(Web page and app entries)
• • •

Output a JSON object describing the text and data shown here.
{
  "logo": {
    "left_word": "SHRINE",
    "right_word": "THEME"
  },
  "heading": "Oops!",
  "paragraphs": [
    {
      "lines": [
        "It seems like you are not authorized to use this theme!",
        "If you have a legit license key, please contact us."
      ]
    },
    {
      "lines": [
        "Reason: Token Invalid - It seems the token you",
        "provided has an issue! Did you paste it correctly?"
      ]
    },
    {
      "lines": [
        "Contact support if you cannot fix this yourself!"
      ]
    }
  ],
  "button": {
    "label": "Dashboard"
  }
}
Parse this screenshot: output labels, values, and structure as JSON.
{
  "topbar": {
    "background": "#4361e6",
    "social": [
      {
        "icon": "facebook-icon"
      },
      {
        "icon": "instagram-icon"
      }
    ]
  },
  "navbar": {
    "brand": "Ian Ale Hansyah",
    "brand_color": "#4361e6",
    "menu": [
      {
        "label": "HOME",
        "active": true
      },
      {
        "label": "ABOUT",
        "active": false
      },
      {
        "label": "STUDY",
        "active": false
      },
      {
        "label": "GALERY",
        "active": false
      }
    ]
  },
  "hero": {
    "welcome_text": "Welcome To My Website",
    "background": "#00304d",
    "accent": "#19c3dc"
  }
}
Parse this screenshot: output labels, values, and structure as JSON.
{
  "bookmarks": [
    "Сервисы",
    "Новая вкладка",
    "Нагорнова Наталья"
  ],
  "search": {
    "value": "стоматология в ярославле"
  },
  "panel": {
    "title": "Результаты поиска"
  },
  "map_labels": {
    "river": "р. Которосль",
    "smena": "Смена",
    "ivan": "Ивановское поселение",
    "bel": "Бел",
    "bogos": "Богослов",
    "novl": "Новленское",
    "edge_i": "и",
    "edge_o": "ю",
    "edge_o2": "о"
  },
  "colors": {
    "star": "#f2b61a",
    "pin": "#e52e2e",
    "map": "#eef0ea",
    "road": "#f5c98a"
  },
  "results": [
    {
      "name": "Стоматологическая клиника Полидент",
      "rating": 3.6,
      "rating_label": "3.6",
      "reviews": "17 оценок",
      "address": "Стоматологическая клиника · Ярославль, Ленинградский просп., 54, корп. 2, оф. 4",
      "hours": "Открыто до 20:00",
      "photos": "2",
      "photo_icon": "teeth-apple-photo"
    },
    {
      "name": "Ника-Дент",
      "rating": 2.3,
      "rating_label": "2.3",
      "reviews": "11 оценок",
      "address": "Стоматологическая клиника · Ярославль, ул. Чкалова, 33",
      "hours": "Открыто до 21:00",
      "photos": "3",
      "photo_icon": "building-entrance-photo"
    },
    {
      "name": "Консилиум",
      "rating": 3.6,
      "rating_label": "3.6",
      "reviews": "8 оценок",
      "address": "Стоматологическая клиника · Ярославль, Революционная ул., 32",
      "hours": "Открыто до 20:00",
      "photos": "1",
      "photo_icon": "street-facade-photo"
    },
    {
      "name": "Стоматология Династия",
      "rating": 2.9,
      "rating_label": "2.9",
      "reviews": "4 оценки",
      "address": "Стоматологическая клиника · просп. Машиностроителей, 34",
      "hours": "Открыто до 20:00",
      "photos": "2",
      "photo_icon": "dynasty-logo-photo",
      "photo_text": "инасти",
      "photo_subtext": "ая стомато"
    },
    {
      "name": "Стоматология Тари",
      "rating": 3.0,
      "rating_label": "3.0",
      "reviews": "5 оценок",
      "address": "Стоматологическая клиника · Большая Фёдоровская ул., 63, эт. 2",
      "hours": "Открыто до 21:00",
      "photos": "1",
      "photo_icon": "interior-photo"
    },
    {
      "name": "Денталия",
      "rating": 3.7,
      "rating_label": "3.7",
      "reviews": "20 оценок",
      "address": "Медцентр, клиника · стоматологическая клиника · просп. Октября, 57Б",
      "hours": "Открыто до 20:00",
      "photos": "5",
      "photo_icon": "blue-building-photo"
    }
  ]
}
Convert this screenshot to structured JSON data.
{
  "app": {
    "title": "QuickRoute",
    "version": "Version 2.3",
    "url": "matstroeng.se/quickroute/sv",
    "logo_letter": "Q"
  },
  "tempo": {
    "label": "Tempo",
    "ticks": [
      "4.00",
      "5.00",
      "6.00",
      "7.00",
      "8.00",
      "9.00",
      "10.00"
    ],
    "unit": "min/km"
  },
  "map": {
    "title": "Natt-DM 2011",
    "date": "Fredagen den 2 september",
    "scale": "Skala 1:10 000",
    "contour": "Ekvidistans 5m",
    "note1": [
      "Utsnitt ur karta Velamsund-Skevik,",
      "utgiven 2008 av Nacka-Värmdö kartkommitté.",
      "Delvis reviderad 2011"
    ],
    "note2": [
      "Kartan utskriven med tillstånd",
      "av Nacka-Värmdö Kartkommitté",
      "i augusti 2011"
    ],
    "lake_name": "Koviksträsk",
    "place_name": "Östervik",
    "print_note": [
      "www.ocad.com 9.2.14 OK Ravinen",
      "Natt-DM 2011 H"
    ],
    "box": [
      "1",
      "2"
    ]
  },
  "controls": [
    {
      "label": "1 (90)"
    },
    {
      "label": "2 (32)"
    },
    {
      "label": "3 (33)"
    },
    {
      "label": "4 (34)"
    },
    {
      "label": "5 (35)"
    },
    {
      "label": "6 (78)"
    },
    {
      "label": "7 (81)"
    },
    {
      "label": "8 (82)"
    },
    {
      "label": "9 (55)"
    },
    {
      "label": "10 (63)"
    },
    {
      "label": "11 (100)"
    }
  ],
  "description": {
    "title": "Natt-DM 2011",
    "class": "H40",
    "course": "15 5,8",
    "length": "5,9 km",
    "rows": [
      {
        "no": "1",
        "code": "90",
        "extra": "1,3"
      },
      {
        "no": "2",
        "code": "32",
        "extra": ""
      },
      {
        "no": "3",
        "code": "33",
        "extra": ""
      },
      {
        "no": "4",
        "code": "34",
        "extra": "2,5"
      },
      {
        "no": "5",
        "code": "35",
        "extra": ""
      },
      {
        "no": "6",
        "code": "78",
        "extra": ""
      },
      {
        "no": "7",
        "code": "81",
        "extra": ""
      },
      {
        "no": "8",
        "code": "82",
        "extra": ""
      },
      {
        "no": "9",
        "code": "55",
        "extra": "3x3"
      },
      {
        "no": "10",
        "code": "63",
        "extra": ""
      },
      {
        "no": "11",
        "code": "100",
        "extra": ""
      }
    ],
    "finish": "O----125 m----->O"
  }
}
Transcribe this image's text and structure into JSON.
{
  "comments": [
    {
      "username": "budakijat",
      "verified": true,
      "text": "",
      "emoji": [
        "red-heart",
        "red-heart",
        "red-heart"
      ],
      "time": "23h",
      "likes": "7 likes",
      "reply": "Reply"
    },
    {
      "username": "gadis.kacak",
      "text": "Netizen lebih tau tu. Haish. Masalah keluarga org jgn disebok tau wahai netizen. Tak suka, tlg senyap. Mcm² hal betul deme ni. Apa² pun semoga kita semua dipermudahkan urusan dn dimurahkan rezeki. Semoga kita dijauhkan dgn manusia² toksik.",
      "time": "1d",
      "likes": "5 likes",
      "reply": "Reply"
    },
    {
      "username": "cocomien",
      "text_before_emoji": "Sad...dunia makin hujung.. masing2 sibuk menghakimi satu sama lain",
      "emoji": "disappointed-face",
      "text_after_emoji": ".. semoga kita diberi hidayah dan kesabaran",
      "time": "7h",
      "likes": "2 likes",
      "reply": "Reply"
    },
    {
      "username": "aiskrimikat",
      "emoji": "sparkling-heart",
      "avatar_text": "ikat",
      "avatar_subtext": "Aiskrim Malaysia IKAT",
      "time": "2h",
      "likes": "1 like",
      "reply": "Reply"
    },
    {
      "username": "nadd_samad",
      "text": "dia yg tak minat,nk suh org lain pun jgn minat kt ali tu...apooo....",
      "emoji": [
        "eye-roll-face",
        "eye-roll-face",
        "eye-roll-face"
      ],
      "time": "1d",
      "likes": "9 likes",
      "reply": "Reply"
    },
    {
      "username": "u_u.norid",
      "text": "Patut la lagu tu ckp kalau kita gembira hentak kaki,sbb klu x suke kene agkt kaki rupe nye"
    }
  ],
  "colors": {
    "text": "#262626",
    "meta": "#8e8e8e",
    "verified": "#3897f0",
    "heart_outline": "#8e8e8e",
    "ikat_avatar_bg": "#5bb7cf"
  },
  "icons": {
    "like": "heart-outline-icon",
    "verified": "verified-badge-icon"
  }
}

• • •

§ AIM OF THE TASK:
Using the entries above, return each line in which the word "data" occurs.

§ EXERCISE SOLUTION:
Output a JSON object describing the text and data shown here.
Convert this screenshot to structured JSON data.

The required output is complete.